  people I got to know who were seasoned C++ programmers at the time, but
  it still took forever to write, there were always unwanted side effects
  of the most seamingly innocuous code and no way to have the compiler or
  system tell you about them, and the redesigns that had to be made as we
  discovered more details of the problem space were so costly the project
  didn't reach its goals even with two more programmers on it and almost
  twice the time, but we did publish a small useful core and a lot of
  useful design papers.  this experience had "there has to be a better way"
  virtually flashing over us all the time, and I decided to take a good
  serious look at Common Lisp, which I had been using for fun off and on
  for longer than I har programmed in C.  it took me three years of other
  useful work (I wrote articles for various newspapers and journals, and
  covered various IT-related news events, and also began writing a book
  about SGML, which led me to conclude that that language was braindamaged,
  too, so I stopped working on SGML) before I could go out there and say
  "I'm a Lisp programmer" and expect to be paid for it.  since it was clear
  to me that I could sustain myself as a writer, and I had no plans to
  return to hell and write C++ code ever again, the risks were pretty low
  and I could invest my time in Common Lisp, which I really _like_.  this
  would not have been possible in a _less_ fun language.  (now, three years
  may seem like a long time, but I want to be really good at whatever I do,
  and good articles and columns don't exactly come for free, either.)
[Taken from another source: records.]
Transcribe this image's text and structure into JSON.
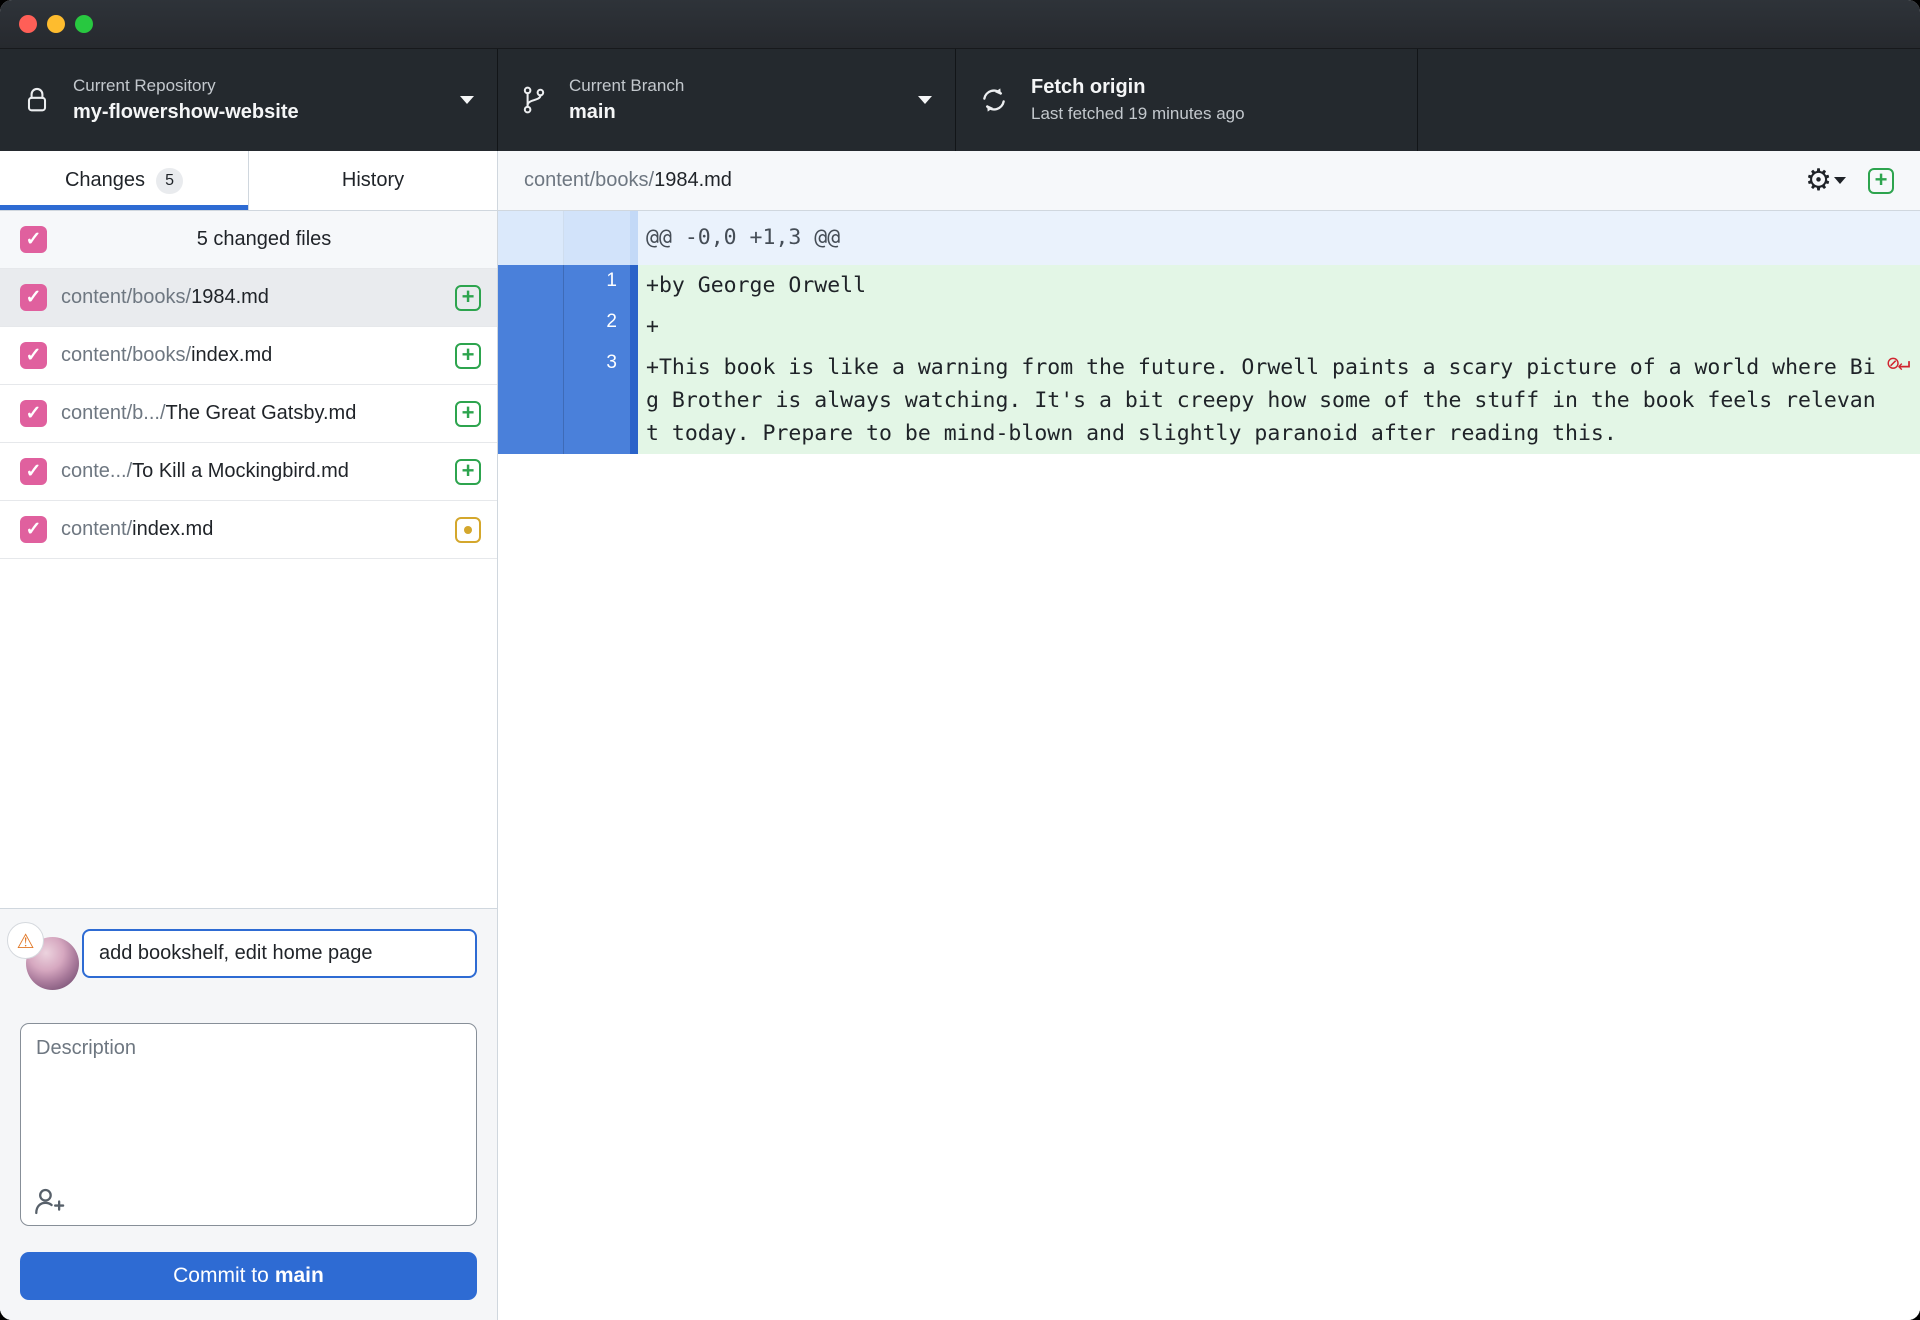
{
  "window": {
    "traffic_lights": [
      "close",
      "minimize",
      "zoom"
    ]
  },
  "toolbar": {
    "repository": {
      "label": "Current Repository",
      "value": "my-flowershow-website",
      "icon": "lock-icon"
    },
    "branch": {
      "label": "Current Branch",
      "value": "main",
      "icon": "git-branch-icon"
    },
    "fetch": {
      "title": "Fetch origin",
      "subtitle": "Last fetched 19 minutes ago",
      "icon": "sync-icon"
    }
  },
  "sidebar": {
    "tabs": [
      {
        "label": "Changes",
        "badge": "5",
        "active": true
      },
      {
        "label": "History",
        "active": false
      }
    ],
    "list_header": {
      "label": "5 changed files",
      "checked": true
    },
    "files": [
      {
        "path_prefix": "content/books/",
        "name": "1984.md",
        "status": "added",
        "selected": true,
        "checked": true
      },
      {
        "path_prefix": "content/books/",
        "name": "index.md",
        "status": "added",
        "selected": false,
        "checked": true
      },
      {
        "path_prefix": "content/b.../",
        "name": "The Great Gatsby.md",
        "status": "added",
        "selected": false,
        "checked": true
      },
      {
        "path_prefix": "conte.../",
        "name": "To Kill a Mockingbird.md",
        "status": "added",
        "selected": false,
        "checked": true
      },
      {
        "path_prefix": "content/",
        "name": "index.md",
        "status": "modified",
        "selected": false,
        "checked": true
      }
    ],
    "commit": {
      "summary_value": "add bookshelf, edit home page",
      "description_placeholder": "Description",
      "button_prefix": "Commit to",
      "button_branch": "main",
      "warning_glyph": "⚠",
      "coauthor_icon": "person-add-icon"
    }
  },
  "diff": {
    "file_path_prefix": "content/books/",
    "file_name": "1984.md",
    "actions": {
      "settings_icon": "gear-icon",
      "settings_glyph": "⚙",
      "expand_icon": "plus-square-icon"
    },
    "hunk_header": "@@ -0,0 +1,3 @@",
    "lines": [
      {
        "number": "1",
        "text": "+by George Orwell",
        "no_newline": false
      },
      {
        "number": "2",
        "text": "+",
        "no_newline": false
      },
      {
        "number": "3",
        "text": "+This book is like a warning from the future. Orwell paints a scary picture of a world where Big Brother is always watching. It's a bit creepy how some of the stuff in the book feels relevant today. Prepare to be mind-blown and slightly paranoid after reading this.",
        "no_newline": true
      }
    ],
    "no_newline_glyph": "⊘↵"
  },
  "colors": {
    "accent_blue": "#2e6bd3",
    "checkbox_pink": "#e0609e",
    "added_green": "#2da44e",
    "modified_yellow": "#d4a72c",
    "warning_orange": "#e17726",
    "no_newline_red": "#d1242f",
    "toolbar_bg": "#24292e",
    "diff_added_bg": "#e3f6e6",
    "diff_gutter_blue": "#4a80da"
  }
}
| I just can say, it seems not to matter.  And I can say the same for
| Eiffel.  But relatively few are using Common Lisp and Eiffel instead of
| C++.  So the problem seems not to big for them.

  they don't know how easy it could be.  they expect changes to be so and
  so expensive.  the result is that fewer changes are made than necessary
  for correct operation, broken designs survive into products, and new
  versions are harder to get out the door without massive rewrites.  this
  is how the C++ world works.  since C++ people tend to know C++ only,
  which is actually good for them when you think about it, they don't see
  it as a problem.  many other disciplines talk about "baselines" and the
  work required to establish them, and it is fair to say that the baseline
  for correcting errors in C++ is much, much higher than that for Common
  Lisp, but those who have internalized the C++ baseline won't believe the
  Common Lisp figures.  I think we have some evidence of that right here.

| I found no comparable book to ANSI C from K&R with solution books.  And
| another book I asked for, was out of print for MIT-Press.  So it's not
| damn easy to find stuff for Common Lisp.  BTW the handbooks whic come
| with Allegro CL und LispWorks are quite good and useful.  And the
| Hyperspec is really a good organized reference.  But this are IMO quite
| advanced docs.  And not very suitable for a beginner or even worse a
| complete beginner to programming.

  a complete beginner to programming would probably have a hard time
  getting a job if all he knew was Common Lisp.  those who employ Common
  Lisp people tend to expect good knowledge of several languages.  it may
  therefore be a disservice to a future programmer to teach him the best
  language first...  several of the good Common Lisp programmers I know who
  have been taught Scheme and Common Lisp have asked me time and again to
  show them more low-level stuff.  new Common Lisp users seem to find the
  low-level access "panels" intriguing and opening them to see what's
  inside is entertaining and adds a feeling of being in control.  then we
  put the panels back on and we don't have to _work_ at that level.

  it's election time in Norway.  explains everything, doesn't it?